Drop all images. Then write out each line below exactly as given.

★ ★ ★

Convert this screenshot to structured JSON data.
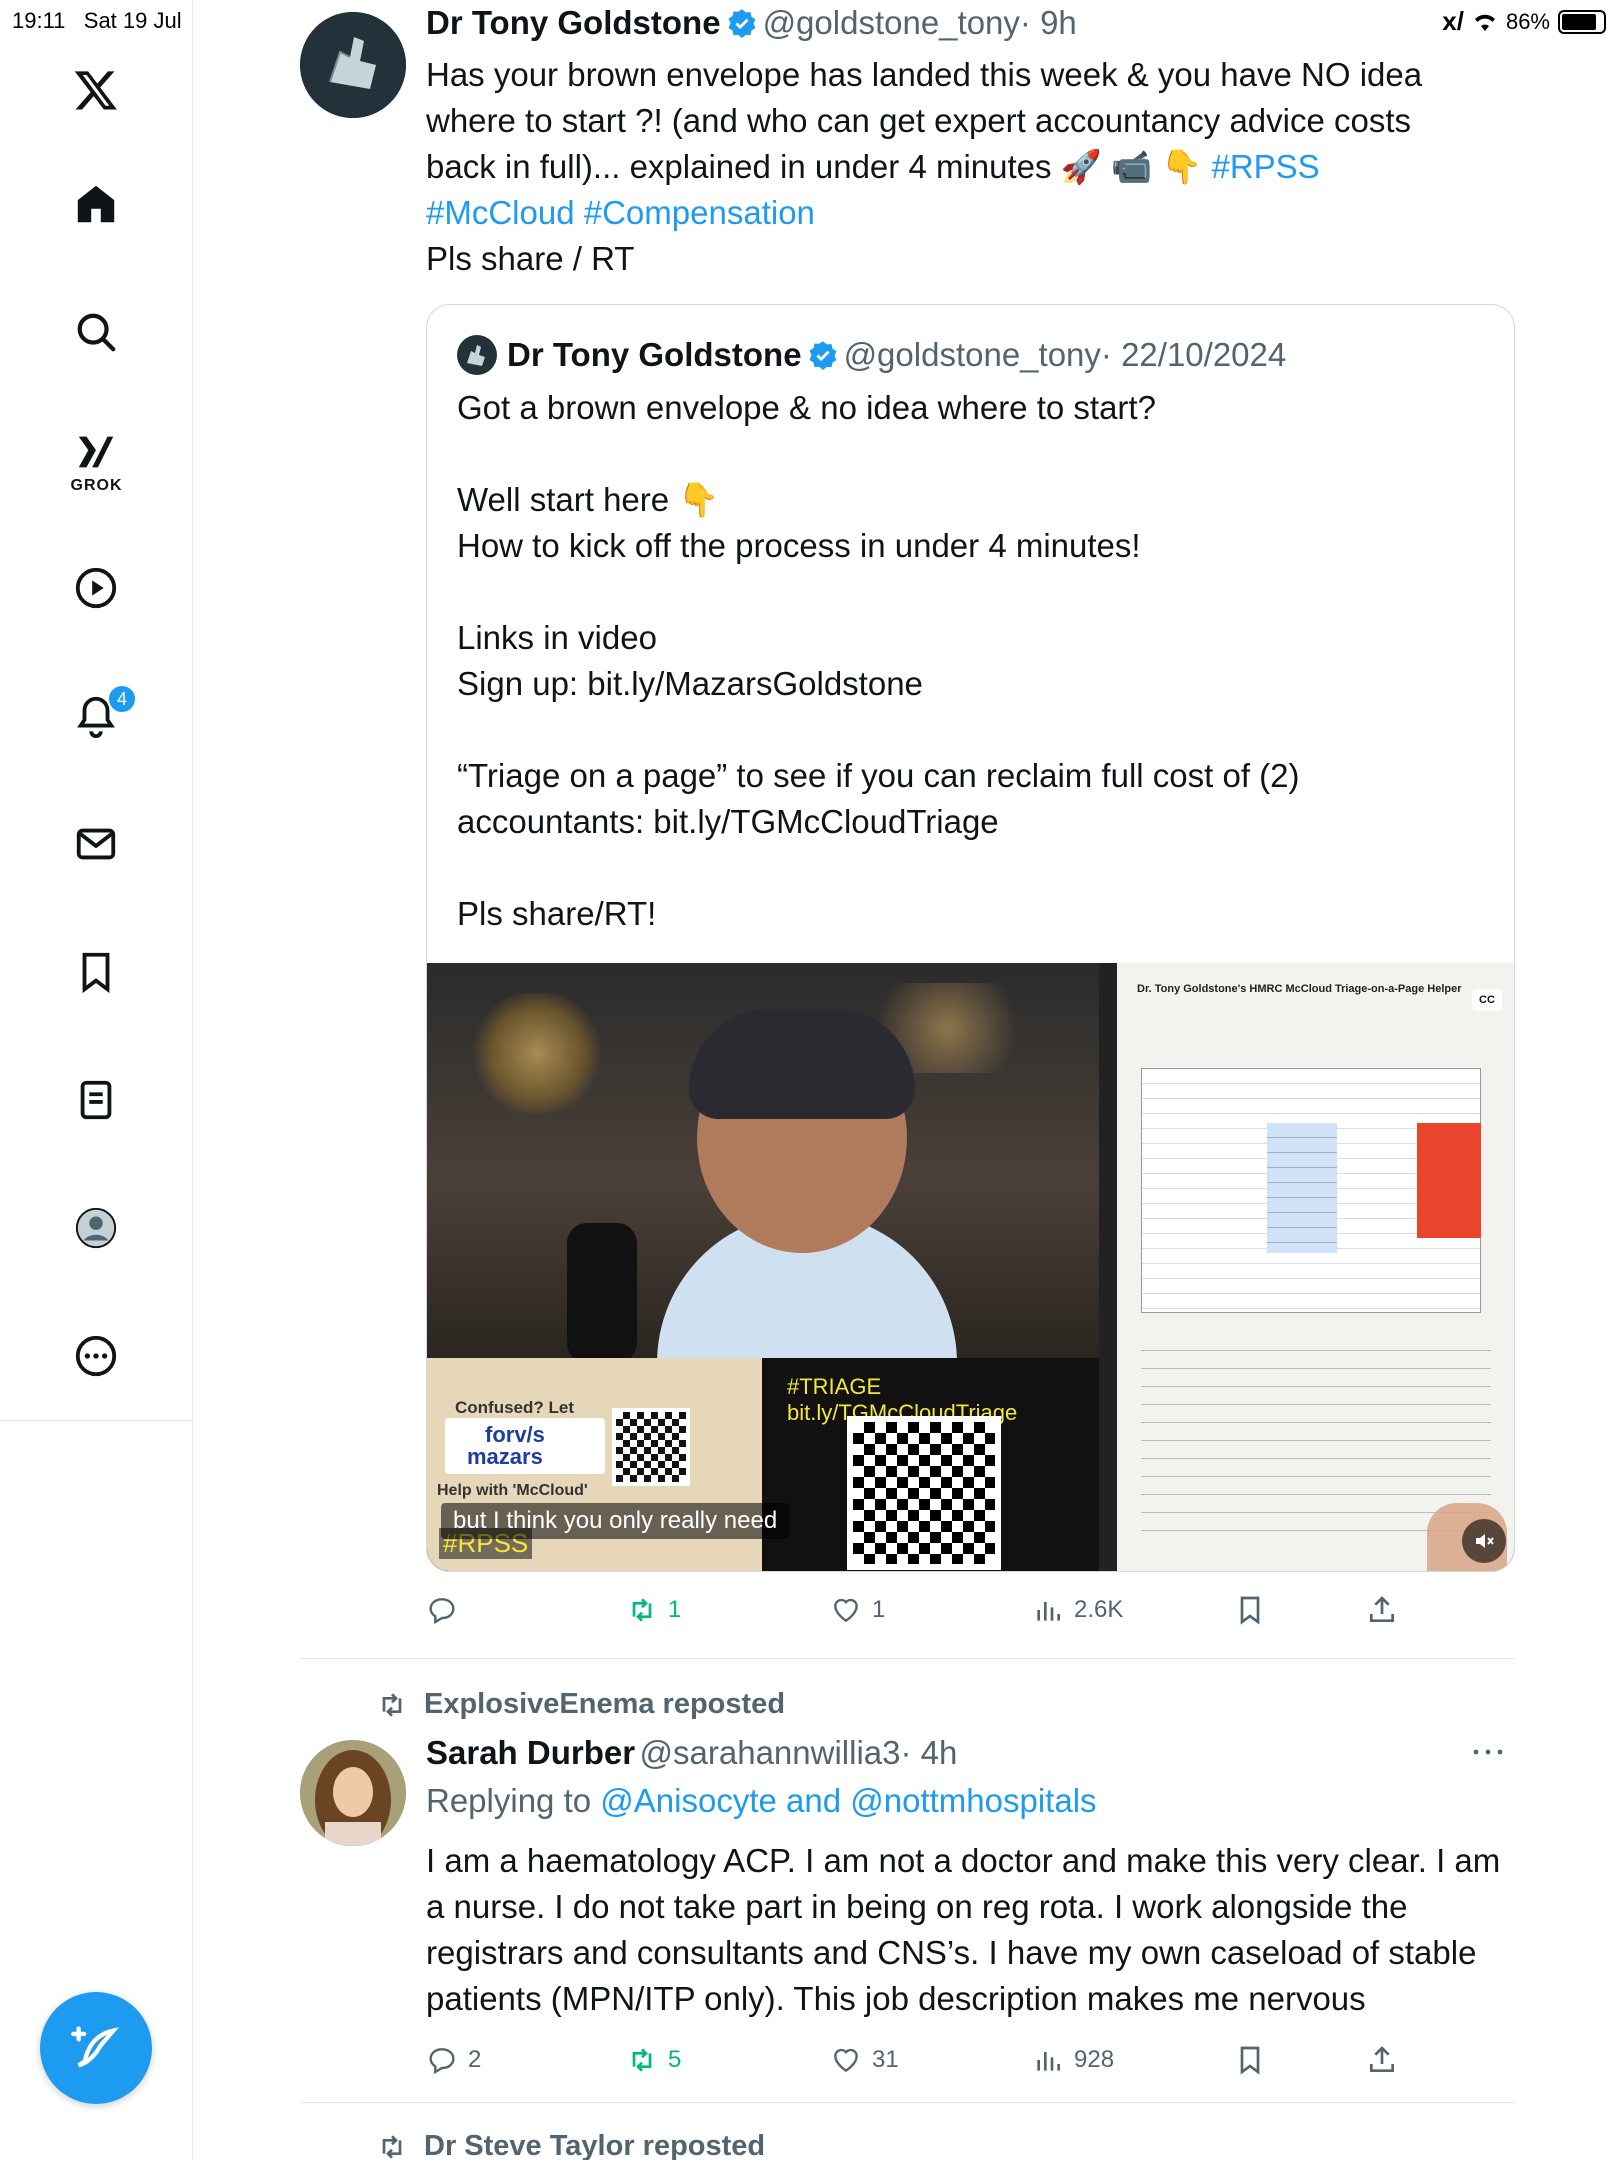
{
  "status_bar": {
    "time": "19:11",
    "date": "Sat 19 Jul",
    "battery": "86%",
    "battery_level": 0.86
  },
  "sidebar": {
    "grok_label": "GROK",
    "notification_count": "4"
  },
  "tweet1": {
    "name": "Dr Tony Goldstone",
    "handle": "@goldstone_tony",
    "time": "· 9h",
    "text_line1": "Has your brown envelope has landed this week & you have NO idea",
    "text_line2": "where to start ?! (and who can get expert accountancy advice costs",
    "text_line3": "back in full)... explained in under 4 minutes 🚀 📹 👇",
    "tag1": "#RPSS",
    "tag2": "#McCloud",
    "tag3": "#Compensation",
    "text_line5": "Pls share / RT",
    "quote": {
      "name": "Dr Tony Goldstone",
      "handle": "@goldstone_tony",
      "time": "· 22/10/2024",
      "text": "Got a brown envelope & no idea where to start?\n\nWell start here 👇\nHow to kick off the process in under 4 minutes!\n\nLinks in video\nSign up: bit.ly/MazarsGoldstone\n\n“Triage on a page” to see if you can reclaim full cost of (2)\naccountants: bit.ly/TGMcCloudTriage\n\nPls share/RT!"
    },
    "video": {
      "caption": "but I think you only really need",
      "overlay_triage": "#TRIAGE bit.ly/TGMcCloudTriage",
      "overlay_rpss": "#RPSS",
      "card_confused": "Confused? Let",
      "card_forvis": "forv/s",
      "card_mazars": "mazars",
      "card_help": "Help with 'McCloud'",
      "doc_title": "Dr. Tony Goldstone's HMRC McCloud Triage-on-a-Page Helper",
      "cc_label": "CC"
    },
    "stats": {
      "replies": "",
      "reposts": "1",
      "likes": "1",
      "views": "2.6K"
    }
  },
  "tweet2": {
    "reposted_by": "ExplosiveEnema reposted",
    "name": "Sarah Durber",
    "handle": "@sarahannwillia3",
    "time": "· 4h",
    "replying_prefix": "Replying to",
    "replying_to": "@Anisocyte and @nottmhospitals",
    "text": "I am a haematology ACP. I am not a doctor and make this very clear. I am a nurse. I do not take part in being on reg rota. I work alongside the registrars and consultants and CNS’s. I have my own caseload of stable patients (MPN/ITP only). This job description makes me nervous",
    "stats": {
      "replies": "2",
      "reposts": "5",
      "likes": "31",
      "views": "928"
    }
  },
  "tweet3": {
    "reposted_by": "Dr Steve Taylor reposted"
  },
  "colors": {
    "accent": "#1d9bf0",
    "repost_green": "#00ba7c",
    "muted": "#536471"
  }
}
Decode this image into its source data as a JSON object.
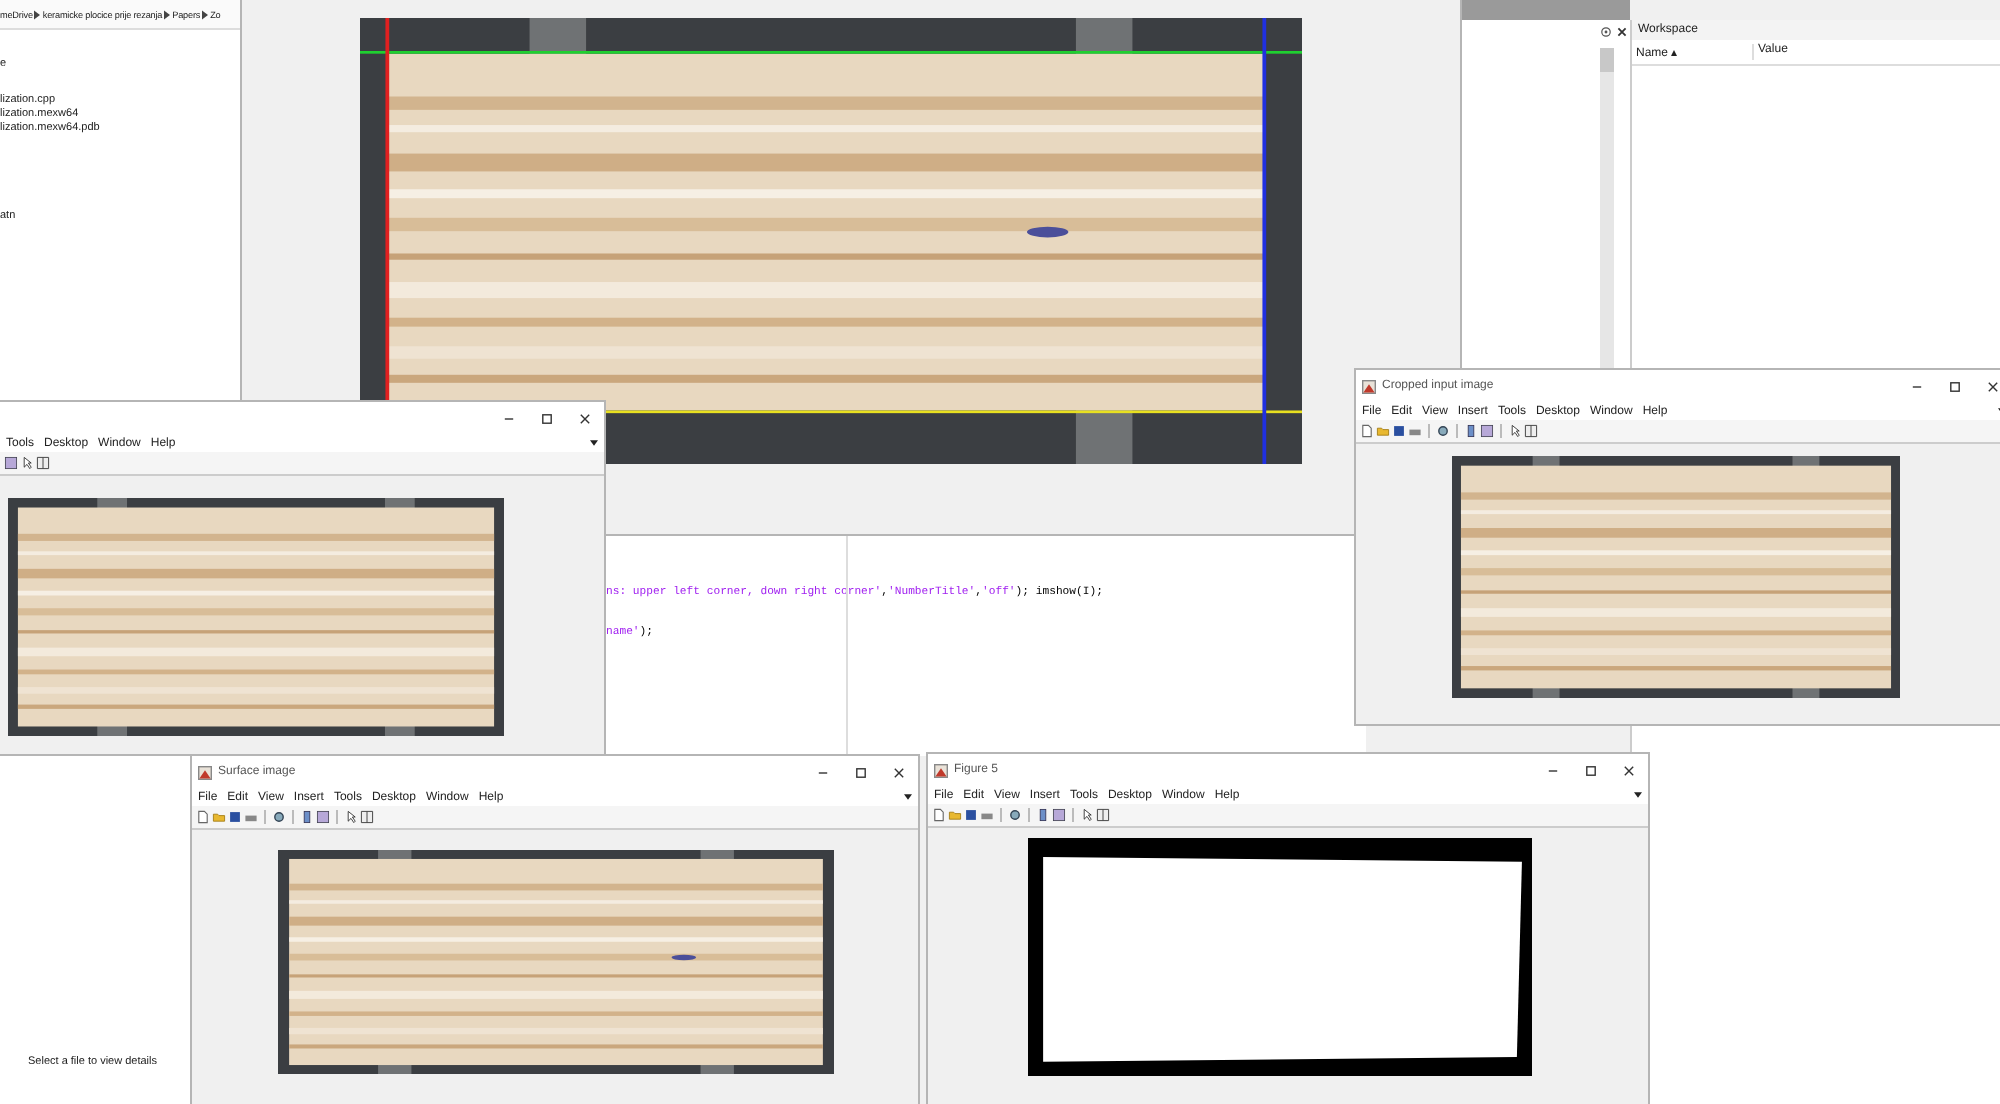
{
  "path_bar": {
    "crumbs": [
      "meDrive",
      "keramicke plocice prije rezanja",
      "Papers",
      "Zo"
    ]
  },
  "files": [
    "e",
    "lization.cpp",
    "lization.mexw64",
    "lization.mexw64.pdb",
    "atn"
  ],
  "details_hint": "Select a file to view details",
  "code_lines": [
    {
      "segments": [
        {
          "kind": "string",
          "text": "ns: upper left corner, down right corner'"
        },
        {
          "kind": "plain",
          "text": ","
        },
        {
          "kind": "string",
          "text": "'NumberTitle'"
        },
        {
          "kind": "plain",
          "text": ","
        },
        {
          "kind": "string",
          "text": "'off'"
        },
        {
          "kind": "plain",
          "text": "); imshow(I);"
        }
      ]
    },
    {
      "segments": [
        {
          "kind": "string",
          "text": "name'"
        },
        {
          "kind": "plain",
          "text": ");"
        }
      ]
    }
  ],
  "workspace": {
    "title": "Workspace",
    "columns": [
      "Name ▴",
      "Value"
    ]
  },
  "figures": [
    {
      "image": {
        "kind": "picture"
      }
    },
    {
      "menu": [
        "Tools",
        "Desktop",
        "Window",
        "Help"
      ],
      "cut_off": true,
      "image": {
        "kind": "picture"
      }
    },
    {
      "title": "Cropped input image",
      "menu": [
        "File",
        "Edit",
        "View",
        "Insert",
        "Tools",
        "Desktop",
        "Window",
        "Help"
      ],
      "cut_off": false,
      "image": {
        "kind": "picture"
      }
    },
    {
      "title": "Surface image",
      "menu": [
        "File",
        "Edit",
        "View",
        "Insert",
        "Tools",
        "Desktop",
        "Window",
        "Help"
      ],
      "cut_off": false,
      "image": {
        "kind": "picture"
      }
    },
    {
      "title": "Figure 5",
      "menu": [
        "File",
        "Edit",
        "View",
        "Insert",
        "Tools",
        "Desktop",
        "Window",
        "Help"
      ],
      "cut_off": false,
      "image": {
        "kind": "mask"
      }
    }
  ]
}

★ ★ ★

> **OUTPUT FOR THIS EXERCISE**
Convert this screenshot to structured JSON data.
{
  "status_bar": {
    "time": "19:11",
    "date": "Sat 19 Jul",
    "battery": "86%",
    "battery_level": 0.86
  },
  "sidebar": {
    "grok_label": "GROK",
    "notification_count": "4"
  },
  "tweet1": {
    "name": "Dr Tony Goldstone",
    "handle": "@goldstone_tony",
    "time": "· 9h",
    "text_line1": "Has your brown envelope has landed this week & you have NO idea",
    "text_line2": "where to start ?! (and who can get expert accountancy advice costs",
    "text_line3": "back in full)... explained in under 4 minutes 🚀 📹 👇",
    "tag1": "#RPSS",
    "tag2": "#McCloud",
    "tag3": "#Compensation",
    "text_line5": "Pls share / RT",
    "quote": {
      "name": "Dr Tony Goldstone",
      "handle": "@goldstone_tony",
      "time": "· 22/10/2024",
      "text": "Got a brown envelope & no idea where to start?\n\nWell start here 👇\nHow to kick off the process in under 4 minutes!\n\nLinks in video\nSign up: bit.ly/MazarsGoldstone\n\n“Triage on a page” to see if you can reclaim full cost of (2)\naccountants: bit.ly/TGMcCloudTriage\n\nPls share/RT!"
    },
    "video": {
      "caption": "but I think you only really need",
      "overlay_triage": "#TRIAGE bit.ly/TGMcCloudTriage",
      "overlay_rpss": "#RPSS",
      "card_confused": "Confused? Let",
      "card_forvis": "forv/s",
      "card_mazars": "mazars",
      "card_help": "Help with 'McCloud'",
      "doc_title": "Dr. Tony Goldstone's HMRC McCloud Triage-on-a-Page Helper",
      "cc_label": "CC"
    },
    "stats": {
      "replies": "",
      "reposts": "1",
      "likes": "1",
      "views": "2.6K"
    }
  },
  "tweet2": {
    "reposted_by": "ExplosiveEnema reposted",
    "name": "Sarah Durber",
    "handle": "@sarahannwillia3",
    "time": "· 4h",
    "replying_prefix": "Replying to",
    "replying_to": "@Anisocyte and @nottmhospitals",
    "text": "I am a haematology ACP. I am not a doctor and make this very clear. I am a nurse. I do not take part in being on reg rota. I work alongside the registrars and consultants and CNS’s. I have my own caseload of stable patients (MPN/ITP only). This job description makes me nervous",
    "stats": {
      "replies": "2",
      "reposts": "5",
      "likes": "31",
      "views": "928"
    }
  },
  "tweet3": {
    "reposted_by": "Dr Steve Taylor reposted"
  },
  "colors": {
    "accent": "#1d9bf0",
    "repost_green": "#00ba7c",
    "muted": "#536471"
  }
}
Decode this image into its source data as a JSON object.
{
  "path_bar": {
    "crumbs": [
      "meDrive",
      "keramicke plocice prije rezanja",
      "Papers",
      "Zo"
    ]
  },
  "files": [
    "e",
    "lization.cpp",
    "lization.mexw64",
    "lization.mexw64.pdb",
    "atn"
  ],
  "details_hint": "Select a file to view details",
  "code_lines": [
    {
      "segments": [
        {
          "kind": "string",
          "text": "ns: upper left corner, down right corner'"
        },
        {
          "kind": "plain",
          "text": ","
        },
        {
          "kind": "string",
          "text": "'NumberTitle'"
        },
        {
          "kind": "plain",
          "text": ","
        },
        {
          "kind": "string",
          "text": "'off'"
        },
        {
          "kind": "plain",
          "text": "); imshow(I);"
        }
      ]
    },
    {
      "segments": [
        {
          "kind": "string",
          "text": "name'"
        },
        {
          "kind": "plain",
          "text": ");"
        }
      ]
    }
  ],
  "workspace": {
    "title": "Workspace",
    "columns": [
      "Name ▴",
      "Value"
    ]
  },
  "figures": [
    {
      "image": {
        "kind": "picture"
      }
    },
    {
      "menu": [
        "Tools",
        "Desktop",
        "Window",
        "Help"
      ],
      "cut_off": true,
      "image": {
        "kind": "picture"
      }
    },
    {
      "title": "Cropped input image",
      "menu": [
        "File",
        "Edit",
        "View",
        "Insert",
        "Tools",
        "Desktop",
        "Window",
        "Help"
      ],
      "cut_off": false,
      "image": {
        "kind": "picture"
      }
    },
    {
      "title": "Surface image",
      "menu": [
        "File",
        "Edit",
        "View",
        "Insert",
        "Tools",
        "Desktop",
        "Window",
        "Help"
      ],
      "cut_off": false,
      "image": {
        "kind": "picture"
      }
    },
    {
      "title": "Figure 5",
      "menu": [
        "File",
        "Edit",
        "View",
        "Insert",
        "Tools",
        "Desktop",
        "Window",
        "Help"
      ],
      "cut_off": false,
      "image": {
        "kind": "mask"
      }
    }
  ]
}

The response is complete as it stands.